▶ **YOUR TASK**:
I need all of the entries printed exactly.

====== RECORD EXTRACTS

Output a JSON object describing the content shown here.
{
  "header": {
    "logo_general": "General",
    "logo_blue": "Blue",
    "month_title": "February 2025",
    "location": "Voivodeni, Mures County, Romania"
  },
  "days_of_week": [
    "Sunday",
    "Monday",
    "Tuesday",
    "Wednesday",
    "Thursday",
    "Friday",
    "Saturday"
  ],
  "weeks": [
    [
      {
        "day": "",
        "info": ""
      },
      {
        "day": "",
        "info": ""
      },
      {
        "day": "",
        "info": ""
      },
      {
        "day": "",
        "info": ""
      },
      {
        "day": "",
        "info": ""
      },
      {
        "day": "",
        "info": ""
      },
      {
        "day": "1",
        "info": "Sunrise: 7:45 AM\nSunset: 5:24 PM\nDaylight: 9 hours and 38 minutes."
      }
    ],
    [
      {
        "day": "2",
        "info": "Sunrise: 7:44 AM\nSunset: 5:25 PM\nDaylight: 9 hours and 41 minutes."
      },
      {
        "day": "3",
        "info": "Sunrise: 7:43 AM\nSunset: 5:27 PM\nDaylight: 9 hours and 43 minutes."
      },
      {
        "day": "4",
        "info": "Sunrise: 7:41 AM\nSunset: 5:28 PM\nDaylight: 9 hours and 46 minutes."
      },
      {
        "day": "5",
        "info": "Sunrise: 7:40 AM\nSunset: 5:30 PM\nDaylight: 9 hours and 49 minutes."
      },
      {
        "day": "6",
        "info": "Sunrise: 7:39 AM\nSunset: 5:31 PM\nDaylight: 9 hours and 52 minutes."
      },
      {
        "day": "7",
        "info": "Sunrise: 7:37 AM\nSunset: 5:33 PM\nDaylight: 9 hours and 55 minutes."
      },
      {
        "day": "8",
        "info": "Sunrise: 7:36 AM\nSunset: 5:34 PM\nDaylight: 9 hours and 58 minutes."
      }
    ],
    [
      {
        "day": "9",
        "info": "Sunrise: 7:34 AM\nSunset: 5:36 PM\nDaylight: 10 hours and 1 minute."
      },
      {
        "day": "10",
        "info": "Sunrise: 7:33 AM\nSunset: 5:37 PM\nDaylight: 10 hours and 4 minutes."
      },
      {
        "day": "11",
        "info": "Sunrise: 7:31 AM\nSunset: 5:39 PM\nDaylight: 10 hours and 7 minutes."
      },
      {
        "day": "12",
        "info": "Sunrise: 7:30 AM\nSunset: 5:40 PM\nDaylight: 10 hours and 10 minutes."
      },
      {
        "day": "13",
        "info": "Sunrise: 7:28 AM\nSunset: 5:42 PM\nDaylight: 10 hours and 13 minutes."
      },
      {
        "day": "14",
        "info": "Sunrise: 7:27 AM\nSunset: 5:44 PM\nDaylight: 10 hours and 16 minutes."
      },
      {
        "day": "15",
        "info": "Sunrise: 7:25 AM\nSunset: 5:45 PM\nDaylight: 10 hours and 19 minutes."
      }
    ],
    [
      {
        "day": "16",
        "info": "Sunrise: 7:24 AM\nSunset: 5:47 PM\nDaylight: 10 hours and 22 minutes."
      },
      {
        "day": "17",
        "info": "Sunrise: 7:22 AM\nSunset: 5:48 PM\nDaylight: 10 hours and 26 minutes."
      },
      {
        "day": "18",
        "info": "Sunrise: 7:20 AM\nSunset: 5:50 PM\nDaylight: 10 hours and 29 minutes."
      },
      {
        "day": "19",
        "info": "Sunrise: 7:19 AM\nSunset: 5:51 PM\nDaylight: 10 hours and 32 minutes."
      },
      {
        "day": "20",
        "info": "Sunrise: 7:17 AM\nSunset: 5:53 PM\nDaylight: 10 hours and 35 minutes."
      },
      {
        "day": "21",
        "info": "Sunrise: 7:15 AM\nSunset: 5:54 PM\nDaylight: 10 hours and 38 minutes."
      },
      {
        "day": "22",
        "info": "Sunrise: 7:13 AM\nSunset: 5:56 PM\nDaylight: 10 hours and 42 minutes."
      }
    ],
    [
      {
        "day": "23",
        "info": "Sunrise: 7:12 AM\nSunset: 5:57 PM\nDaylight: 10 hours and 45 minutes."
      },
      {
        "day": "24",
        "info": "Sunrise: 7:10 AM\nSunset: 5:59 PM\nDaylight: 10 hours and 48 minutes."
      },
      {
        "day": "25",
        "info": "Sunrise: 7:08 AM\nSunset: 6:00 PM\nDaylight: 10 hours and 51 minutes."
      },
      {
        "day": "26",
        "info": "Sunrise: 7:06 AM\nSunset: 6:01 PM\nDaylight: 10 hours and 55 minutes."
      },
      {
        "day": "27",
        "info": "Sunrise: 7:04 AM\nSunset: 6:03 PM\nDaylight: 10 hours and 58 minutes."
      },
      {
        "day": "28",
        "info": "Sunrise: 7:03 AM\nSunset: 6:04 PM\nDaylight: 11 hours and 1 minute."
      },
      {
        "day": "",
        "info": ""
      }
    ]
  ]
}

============

▶ **RESULT FOR THIS TASK**:
Output a JSON object describing the content shown here.
{
  "header": {
    "logo_general": "General",
    "logo_blue": "Blue",
    "month_title": "February 2025",
    "location": "Voivodeni, Mures County, Romania"
  },
  "days_of_week": [
    "Sunday",
    "Monday",
    "Tuesday",
    "Wednesday",
    "Thursday",
    "Friday",
    "Saturday"
  ],
  "weeks": [
    [
      {
        "day": "",
        "info": ""
      },
      {
        "day": "",
        "info": ""
      },
      {
        "day": "",
        "info": ""
      },
      {
        "day": "",
        "info": ""
      },
      {
        "day": "",
        "info": ""
      },
      {
        "day": "",
        "info": ""
      },
      {
        "day": "1",
        "info": "Sunrise: 7:45 AM\nSunset: 5:24 PM\nDaylight: 9 hours and 38 minutes."
      }
    ],
    [
      {
        "day": "2",
        "info": "Sunrise: 7:44 AM\nSunset: 5:25 PM\nDaylight: 9 hours and 41 minutes."
      },
      {
        "day": "3",
        "info": "Sunrise: 7:43 AM\nSunset: 5:27 PM\nDaylight: 9 hours and 43 minutes."
      },
      {
        "day": "4",
        "info": "Sunrise: 7:41 AM\nSunset: 5:28 PM\nDaylight: 9 hours and 46 minutes."
      },
      {
        "day": "5",
        "info": "Sunrise: 7:40 AM\nSunset: 5:30 PM\nDaylight: 9 hours and 49 minutes."
      },
      {
        "day": "6",
        "info": "Sunrise: 7:39 AM\nSunset: 5:31 PM\nDaylight: 9 hours and 52 minutes."
      },
      {
        "day": "7",
        "info": "Sunrise: 7:37 AM\nSunset: 5:33 PM\nDaylight: 9 hours and 55 minutes."
      },
      {
        "day": "8",
        "info": "Sunrise: 7:36 AM\nSunset: 5:34 PM\nDaylight: 9 hours and 58 minutes."
      }
    ],
    [
      {
        "day": "9",
        "info": "Sunrise: 7:34 AM\nSunset: 5:36 PM\nDaylight: 10 hours and 1 minute."
      },
      {
        "day": "10",
        "info": "Sunrise: 7:33 AM\nSunset: 5:37 PM\nDaylight: 10 hours and 4 minutes."
      },
      {
        "day": "11",
        "info": "Sunrise: 7:31 AM\nSunset: 5:39 PM\nDaylight: 10 hours and 7 minutes."
      },
      {
        "day": "12",
        "info": "Sunrise: 7:30 AM\nSunset: 5:40 PM\nDaylight: 10 hours and 10 minutes."
      },
      {
        "day": "13",
        "info": "Sunrise: 7:28 AM\nSunset: 5:42 PM\nDaylight: 10 hours and 13 minutes."
      },
      {
        "day": "14",
        "info": "Sunrise: 7:27 AM\nSunset: 5:44 PM\nDaylight: 10 hours and 16 minutes."
      },
      {
        "day": "15",
        "info": "Sunrise: 7:25 AM\nSunset: 5:45 PM\nDaylight: 10 hours and 19 minutes."
      }
    ],
    [
      {
        "day": "16",
        "info": "Sunrise: 7:24 AM\nSunset: 5:47 PM\nDaylight: 10 hours and 22 minutes."
      },
      {
        "day": "17",
        "info": "Sunrise: 7:22 AM\nSunset: 5:48 PM\nDaylight: 10 hours and 26 minutes."
      },
      {
        "day": "18",
        "info": "Sunrise: 7:20 AM\nSunset: 5:50 PM\nDaylight: 10 hours and 29 minutes."
      },
      {
        "day": "19",
        "info": "Sunrise: 7:19 AM\nSunset: 5:51 PM\nDaylight: 10 hours and 32 minutes."
      },
      {
        "day": "20",
        "info": "Sunrise: 7:17 AM\nSunset: 5:53 PM\nDaylight: 10 hours and 35 minutes."
      },
      {
        "day": "21",
        "info": "Sunrise: 7:15 AM\nSunset: 5:54 PM\nDaylight: 10 hours and 38 minutes."
      },
      {
        "day": "22",
        "info": "Sunrise: 7:13 AM\nSunset: 5:56 PM\nDaylight: 10 hours and 42 minutes."
      }
    ],
    [
      {
        "day": "23",
        "info": "Sunrise: 7:12 AM\nSunset: 5:57 PM\nDaylight: 10 hours and 45 minutes."
      },
      {
        "day": "24",
        "info": "Sunrise: 7:10 AM\nSunset: 5:59 PM\nDaylight: 10 hours and 48 minutes."
      },
      {
        "day": "25",
        "info": "Sunrise: 7:08 AM\nSunset: 6:00 PM\nDaylight: 10 hours and 51 minutes."
      },
      {
        "day": "26",
        "info": "Sunrise: 7:06 AM\nSunset: 6:01 PM\nDaylight: 10 hours and 55 minutes."
      },
      {
        "day": "27",
        "info": "Sunrise: 7:04 AM\nSunset: 6:03 PM\nDaylight: 10 hours and 58 minutes."
      },
      {
        "day": "28",
        "info": "Sunrise: 7:03 AM\nSunset: 6:04 PM\nDaylight: 11 hours and 1 minute."
      },
      {
        "day": "",
        "info": ""
      }
    ]
  ]
}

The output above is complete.